diluting IV push meds

  1. 0
    I have been out of nursing for a little bit and am currently teaching. I get confused about diluting medications that are IVP. Do all IVP meds need to be diluted? which ones do you all dilute? Say I have a 2 ml IVP drug do I just wast 2ml out of the NS prepared flush and draw up the med or is there math involved in diluting?

    Get the hottest topics every week!

    Subscribe to our free Nursing Insights newsletter.

  2. 9 Comments...

  3. 0
    Quote from peaceful nurse
    I have been out of nursing for a little bit and am currently teaching. I get confused about diluting medications that are IVP. Do all IVP meds need to be diluted? which ones do you all dilute? Say I have a 2 ml IVP drug do I just wast 2ml out of the NS prepared flush and draw up the med or is there math involved in diluting?
    For me, it all depended on the primary IV- if it was NS, I usually didn't dilute, but gave the med slowly. If there was no primary IV, I always diluted to 10cc (drew up 8cc of NS, then 2cc of med - or however it was packaged for the needed dose)...still did SASH (or no "h" if a SL). I prefer the increased control of delivery with a greater volume. I used 10 cc because it was an easy number to deal with. If for some reason I couldn't give the full dose (pt c/o feeling different, etc), I had a better idea of how much they got. JMHO. The med should come with a label that says if it needs to be diluted.
  4. 2
    When I dilute, I always add the NS last. For example, If I am pulling up DRUG X, I will pull up correct dose in a syringe, then, while the needle is still attached - I will pull NS from the flush syringe into the syringe that has the med in it. This way, there is never any doubt that I have the right amt of med.

    If adding to a prefilled syringe, and you accidently pull back too much - then what? I know some nurses do it that way. I'm just saying my preference.
    tampasheri and IBRN2 like this.
  5. 2
    I dilute narcotics because it's pretty hard/impossible to push 0.5ml slowly. I dilute benadryl because it's irritating to the vein. I dilute ativan sometimes for the same reason as narcotics, plus it's kind of thick. Mostly I dilute, usually in 10ml NS, if:
    1) It needs to be pushed very slowly and it's a very small amount
    2) It's irritating to the vein
    3) It specifically requires it.
    tampasheri and turnforthenurseRN like this.
  6. 2
    I always dilute, unless med specifically says not to dilute. No specific mathematical requirement, just common sense. We have prefilled 10cc nss syringes, so I discard whatever the amount necessary to make space for cc of med (i.e. Lasix 40mg is 4ml so I discard 4ml nss). I like to dilute to make it easier and safer on the veins and the patient.
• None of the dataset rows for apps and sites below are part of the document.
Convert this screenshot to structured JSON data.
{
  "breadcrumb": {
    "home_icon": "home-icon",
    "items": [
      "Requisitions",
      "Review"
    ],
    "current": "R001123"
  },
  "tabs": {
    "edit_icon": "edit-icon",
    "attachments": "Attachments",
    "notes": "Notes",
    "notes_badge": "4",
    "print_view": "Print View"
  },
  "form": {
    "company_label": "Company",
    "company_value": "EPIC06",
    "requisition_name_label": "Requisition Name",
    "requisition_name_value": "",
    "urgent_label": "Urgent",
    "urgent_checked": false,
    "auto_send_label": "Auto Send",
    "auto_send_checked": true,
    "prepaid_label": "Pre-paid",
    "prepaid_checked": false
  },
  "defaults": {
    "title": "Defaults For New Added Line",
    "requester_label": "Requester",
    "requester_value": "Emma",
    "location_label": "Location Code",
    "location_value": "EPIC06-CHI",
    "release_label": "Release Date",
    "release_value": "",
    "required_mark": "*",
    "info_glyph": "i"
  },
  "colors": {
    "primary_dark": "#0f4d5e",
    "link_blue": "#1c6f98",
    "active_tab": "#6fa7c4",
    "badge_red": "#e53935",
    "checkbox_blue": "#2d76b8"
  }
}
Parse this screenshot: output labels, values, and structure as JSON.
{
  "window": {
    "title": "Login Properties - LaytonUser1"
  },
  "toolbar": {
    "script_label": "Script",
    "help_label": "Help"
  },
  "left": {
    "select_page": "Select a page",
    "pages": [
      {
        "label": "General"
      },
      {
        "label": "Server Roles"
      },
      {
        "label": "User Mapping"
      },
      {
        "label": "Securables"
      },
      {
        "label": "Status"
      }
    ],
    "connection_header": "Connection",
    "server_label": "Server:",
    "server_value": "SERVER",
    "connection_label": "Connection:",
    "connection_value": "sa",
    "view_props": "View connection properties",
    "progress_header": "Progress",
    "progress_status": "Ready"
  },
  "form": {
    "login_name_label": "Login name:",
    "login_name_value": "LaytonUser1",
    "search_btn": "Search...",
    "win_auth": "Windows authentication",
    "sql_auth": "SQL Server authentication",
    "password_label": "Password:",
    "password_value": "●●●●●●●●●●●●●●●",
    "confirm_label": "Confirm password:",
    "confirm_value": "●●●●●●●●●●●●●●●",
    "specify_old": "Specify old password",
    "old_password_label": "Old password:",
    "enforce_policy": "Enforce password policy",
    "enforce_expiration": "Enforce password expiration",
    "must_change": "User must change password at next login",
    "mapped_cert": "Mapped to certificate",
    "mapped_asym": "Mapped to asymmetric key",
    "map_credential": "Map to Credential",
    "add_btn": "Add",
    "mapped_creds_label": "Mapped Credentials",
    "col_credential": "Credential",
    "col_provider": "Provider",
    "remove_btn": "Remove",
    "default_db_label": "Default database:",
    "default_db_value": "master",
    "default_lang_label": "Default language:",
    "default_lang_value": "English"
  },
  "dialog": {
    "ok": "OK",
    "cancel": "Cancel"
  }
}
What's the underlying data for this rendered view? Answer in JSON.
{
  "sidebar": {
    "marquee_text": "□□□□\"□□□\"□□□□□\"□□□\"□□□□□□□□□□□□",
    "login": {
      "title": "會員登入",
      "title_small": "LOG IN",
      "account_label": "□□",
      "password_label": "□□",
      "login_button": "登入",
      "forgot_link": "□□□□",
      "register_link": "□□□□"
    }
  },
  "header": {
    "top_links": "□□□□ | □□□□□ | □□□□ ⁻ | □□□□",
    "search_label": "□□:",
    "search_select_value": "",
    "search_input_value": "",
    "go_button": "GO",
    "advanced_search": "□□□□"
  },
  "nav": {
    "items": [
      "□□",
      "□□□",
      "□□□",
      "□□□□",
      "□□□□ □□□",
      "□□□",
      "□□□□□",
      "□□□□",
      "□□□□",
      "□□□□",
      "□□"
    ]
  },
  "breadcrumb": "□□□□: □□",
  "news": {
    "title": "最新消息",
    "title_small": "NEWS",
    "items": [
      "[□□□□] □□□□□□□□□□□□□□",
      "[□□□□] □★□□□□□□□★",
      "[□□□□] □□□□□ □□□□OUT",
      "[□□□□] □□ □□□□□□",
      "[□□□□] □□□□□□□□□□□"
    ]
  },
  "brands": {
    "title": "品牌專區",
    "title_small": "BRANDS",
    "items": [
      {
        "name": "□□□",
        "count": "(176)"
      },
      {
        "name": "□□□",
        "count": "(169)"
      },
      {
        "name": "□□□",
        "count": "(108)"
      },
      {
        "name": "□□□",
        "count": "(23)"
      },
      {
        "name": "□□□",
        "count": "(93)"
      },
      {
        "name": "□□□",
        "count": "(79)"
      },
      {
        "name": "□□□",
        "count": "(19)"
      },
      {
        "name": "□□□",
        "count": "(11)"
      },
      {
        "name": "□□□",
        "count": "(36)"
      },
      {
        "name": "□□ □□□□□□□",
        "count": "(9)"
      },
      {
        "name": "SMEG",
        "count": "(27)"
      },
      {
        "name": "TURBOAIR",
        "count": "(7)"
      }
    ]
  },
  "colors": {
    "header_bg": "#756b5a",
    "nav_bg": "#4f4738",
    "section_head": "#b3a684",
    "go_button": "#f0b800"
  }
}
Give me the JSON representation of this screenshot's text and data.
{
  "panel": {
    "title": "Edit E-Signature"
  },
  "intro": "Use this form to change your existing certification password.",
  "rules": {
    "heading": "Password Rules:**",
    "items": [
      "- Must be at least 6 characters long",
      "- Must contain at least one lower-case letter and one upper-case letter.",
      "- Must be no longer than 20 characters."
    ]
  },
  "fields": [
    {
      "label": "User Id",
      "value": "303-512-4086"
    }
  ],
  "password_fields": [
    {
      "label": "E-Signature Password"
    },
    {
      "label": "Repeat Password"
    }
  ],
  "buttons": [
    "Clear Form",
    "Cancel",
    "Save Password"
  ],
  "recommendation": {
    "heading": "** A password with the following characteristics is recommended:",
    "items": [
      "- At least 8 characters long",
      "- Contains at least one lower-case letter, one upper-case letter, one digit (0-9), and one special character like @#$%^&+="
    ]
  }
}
Also, w/Lasix I always worry about ototoxic effects of pushing too fast.
    Vespertinas and poopprincess like this.
  7. 0
    I usually dilute narcotics because I'm usually giving 0.4-0.5mL and it's just easier to push with more volume (NS). I dilute Ativan because it's thick (and it should be diluted anyway) and medications that are irritating to the veins, such as Zofran. I draw the medication up in a syringe and then take a separate NS flush (10cc) and squirt how an amount depending on how many mL's of medication I am giving (so 2mL's of Zofran, squirt out 2mL's of NS) and then inject the medication into the NS syringe. That way I know exactly how much I am drawing up instead of accidentally drawing up too much and not being able to tell because of the NS.
  8. 0
    Oh, and a diluent should be added to the I&O...
  9. 0
    I dilte most everything, unless specifically stated otherwise. Nothing that I ever give says not to. We have 10 cc prefilled syringes so I squirt out the amount of med I am drawing up and draw the med to equal 10 cc. I basically do the exact same thing turnforthenurseRN does.
  10. 0
    Do you still flush with 5cc before and after
  11. 0
    I am a new nurse and I am constantly looking up meds before I give them. My hospital uses Micromedex online. Under the "administration" tab, it tells you how the med may be diluted and how quickly to push it.How I draw it up depends on the amount of med vs the amount of saline, and whether I am drawing up the whole vial or not. Sometimes I just waste a few ccs of my nss flush and then draw the med directly into there. Other times I will use a separate syringe to draw up my med, and then draw up some nss from the tip of the flush.


Nursing Jobs in every specialty and state. Visit today and Create Job Alerts, Manage Your Resume, and Apply for Jobs.

A Big Thank You To Our Sponsors
Top